- **Exercise**
Every line in the data below that includes "Tage" belongs in the answer, copied as it stands.

[Items from an interface collection]
- Opening Delimiter -
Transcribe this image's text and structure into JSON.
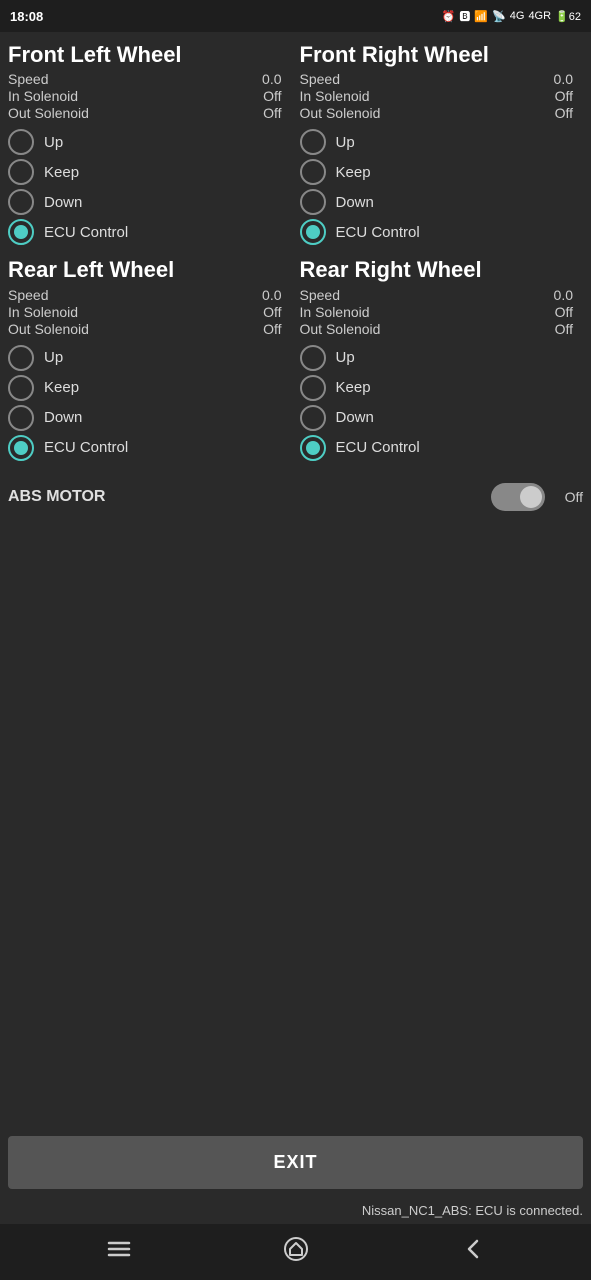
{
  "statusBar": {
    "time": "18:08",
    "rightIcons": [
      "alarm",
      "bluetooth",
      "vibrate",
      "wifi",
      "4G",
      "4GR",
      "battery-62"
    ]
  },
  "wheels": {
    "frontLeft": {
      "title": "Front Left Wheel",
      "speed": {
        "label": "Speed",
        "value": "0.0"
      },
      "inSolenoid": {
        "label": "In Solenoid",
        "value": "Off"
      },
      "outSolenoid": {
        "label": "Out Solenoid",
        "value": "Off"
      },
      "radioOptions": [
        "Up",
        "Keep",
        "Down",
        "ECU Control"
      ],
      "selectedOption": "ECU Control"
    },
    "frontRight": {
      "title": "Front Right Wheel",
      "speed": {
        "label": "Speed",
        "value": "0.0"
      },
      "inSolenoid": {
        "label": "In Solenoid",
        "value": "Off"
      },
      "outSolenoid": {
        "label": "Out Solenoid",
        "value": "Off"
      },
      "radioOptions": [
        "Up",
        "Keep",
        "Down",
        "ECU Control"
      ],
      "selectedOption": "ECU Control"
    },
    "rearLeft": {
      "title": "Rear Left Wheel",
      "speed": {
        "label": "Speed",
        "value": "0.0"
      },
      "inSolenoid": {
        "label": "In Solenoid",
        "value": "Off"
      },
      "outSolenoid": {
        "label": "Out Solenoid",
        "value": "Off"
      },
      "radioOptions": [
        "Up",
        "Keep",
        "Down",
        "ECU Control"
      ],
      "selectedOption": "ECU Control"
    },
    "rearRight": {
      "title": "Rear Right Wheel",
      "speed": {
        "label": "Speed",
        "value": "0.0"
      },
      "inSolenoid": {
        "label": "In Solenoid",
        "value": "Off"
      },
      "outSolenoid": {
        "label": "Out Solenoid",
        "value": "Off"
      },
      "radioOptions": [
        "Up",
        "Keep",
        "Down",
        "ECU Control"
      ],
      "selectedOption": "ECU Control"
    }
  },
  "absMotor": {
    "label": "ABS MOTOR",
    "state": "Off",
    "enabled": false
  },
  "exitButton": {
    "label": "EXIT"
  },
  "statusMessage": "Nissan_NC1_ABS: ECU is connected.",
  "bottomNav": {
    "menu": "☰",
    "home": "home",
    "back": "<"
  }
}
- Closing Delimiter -
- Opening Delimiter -
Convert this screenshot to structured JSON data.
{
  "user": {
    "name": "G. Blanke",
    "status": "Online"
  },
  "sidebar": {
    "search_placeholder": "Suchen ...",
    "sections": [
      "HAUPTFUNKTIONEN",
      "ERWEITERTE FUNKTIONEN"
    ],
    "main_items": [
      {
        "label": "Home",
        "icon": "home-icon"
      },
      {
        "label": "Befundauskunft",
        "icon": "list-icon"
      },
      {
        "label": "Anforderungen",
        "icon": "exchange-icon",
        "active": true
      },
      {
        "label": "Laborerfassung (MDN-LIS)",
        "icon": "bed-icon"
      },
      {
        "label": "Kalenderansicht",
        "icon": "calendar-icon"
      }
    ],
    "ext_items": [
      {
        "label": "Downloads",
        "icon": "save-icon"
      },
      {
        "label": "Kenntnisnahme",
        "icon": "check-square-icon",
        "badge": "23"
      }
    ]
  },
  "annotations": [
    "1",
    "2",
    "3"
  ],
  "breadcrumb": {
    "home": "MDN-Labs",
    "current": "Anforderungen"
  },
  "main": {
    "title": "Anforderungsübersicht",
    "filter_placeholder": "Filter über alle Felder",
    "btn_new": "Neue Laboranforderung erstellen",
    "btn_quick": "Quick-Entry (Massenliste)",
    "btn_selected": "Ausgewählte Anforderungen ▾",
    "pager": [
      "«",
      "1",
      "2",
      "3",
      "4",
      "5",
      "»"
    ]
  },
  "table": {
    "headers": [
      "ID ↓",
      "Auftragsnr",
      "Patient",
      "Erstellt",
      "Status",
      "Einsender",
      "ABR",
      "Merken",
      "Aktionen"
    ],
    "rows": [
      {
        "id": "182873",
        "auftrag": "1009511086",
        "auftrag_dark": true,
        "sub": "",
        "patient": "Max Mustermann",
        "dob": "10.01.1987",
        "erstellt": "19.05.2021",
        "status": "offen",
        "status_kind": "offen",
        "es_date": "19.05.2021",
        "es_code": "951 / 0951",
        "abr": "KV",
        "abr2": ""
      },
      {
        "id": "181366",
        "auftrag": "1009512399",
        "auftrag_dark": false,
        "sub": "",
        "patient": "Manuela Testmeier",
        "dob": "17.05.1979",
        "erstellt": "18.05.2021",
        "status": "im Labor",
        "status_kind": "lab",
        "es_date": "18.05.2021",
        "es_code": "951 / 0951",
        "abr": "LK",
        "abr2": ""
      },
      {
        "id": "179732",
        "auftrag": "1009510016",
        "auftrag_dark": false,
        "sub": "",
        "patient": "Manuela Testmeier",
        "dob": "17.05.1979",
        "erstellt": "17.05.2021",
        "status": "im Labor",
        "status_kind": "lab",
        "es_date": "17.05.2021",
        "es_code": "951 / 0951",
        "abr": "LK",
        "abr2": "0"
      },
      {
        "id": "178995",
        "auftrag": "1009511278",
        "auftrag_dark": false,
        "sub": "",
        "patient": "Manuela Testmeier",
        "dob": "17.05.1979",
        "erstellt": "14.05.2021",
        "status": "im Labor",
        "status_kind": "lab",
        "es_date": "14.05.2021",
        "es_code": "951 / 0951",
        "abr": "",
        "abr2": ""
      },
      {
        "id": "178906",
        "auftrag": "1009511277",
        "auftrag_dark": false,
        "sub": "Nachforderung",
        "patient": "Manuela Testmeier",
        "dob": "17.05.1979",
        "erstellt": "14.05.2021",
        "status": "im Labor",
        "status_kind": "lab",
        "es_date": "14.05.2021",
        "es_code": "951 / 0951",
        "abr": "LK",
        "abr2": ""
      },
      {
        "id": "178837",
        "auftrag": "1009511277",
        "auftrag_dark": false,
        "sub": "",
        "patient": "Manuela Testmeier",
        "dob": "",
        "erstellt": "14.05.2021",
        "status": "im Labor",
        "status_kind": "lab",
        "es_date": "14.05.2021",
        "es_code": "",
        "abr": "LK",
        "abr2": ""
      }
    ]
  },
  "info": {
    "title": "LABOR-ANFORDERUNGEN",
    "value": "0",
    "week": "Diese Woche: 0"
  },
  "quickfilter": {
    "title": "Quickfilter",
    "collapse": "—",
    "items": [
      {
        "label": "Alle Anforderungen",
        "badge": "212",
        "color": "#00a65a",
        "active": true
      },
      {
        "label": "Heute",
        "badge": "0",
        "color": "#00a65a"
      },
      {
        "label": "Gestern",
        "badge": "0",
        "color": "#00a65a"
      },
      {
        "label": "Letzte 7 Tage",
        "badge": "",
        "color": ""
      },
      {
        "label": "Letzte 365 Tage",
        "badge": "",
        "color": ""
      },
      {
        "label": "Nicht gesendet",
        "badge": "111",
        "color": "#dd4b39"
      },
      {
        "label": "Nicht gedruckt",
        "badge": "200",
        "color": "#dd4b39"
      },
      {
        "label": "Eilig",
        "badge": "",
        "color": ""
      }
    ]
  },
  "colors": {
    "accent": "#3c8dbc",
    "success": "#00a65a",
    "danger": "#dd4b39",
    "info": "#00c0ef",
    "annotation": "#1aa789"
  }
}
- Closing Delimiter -
- **Response area**
        "label": "Letzte 7 Tage",
        "label": "Letzte 365 Tage",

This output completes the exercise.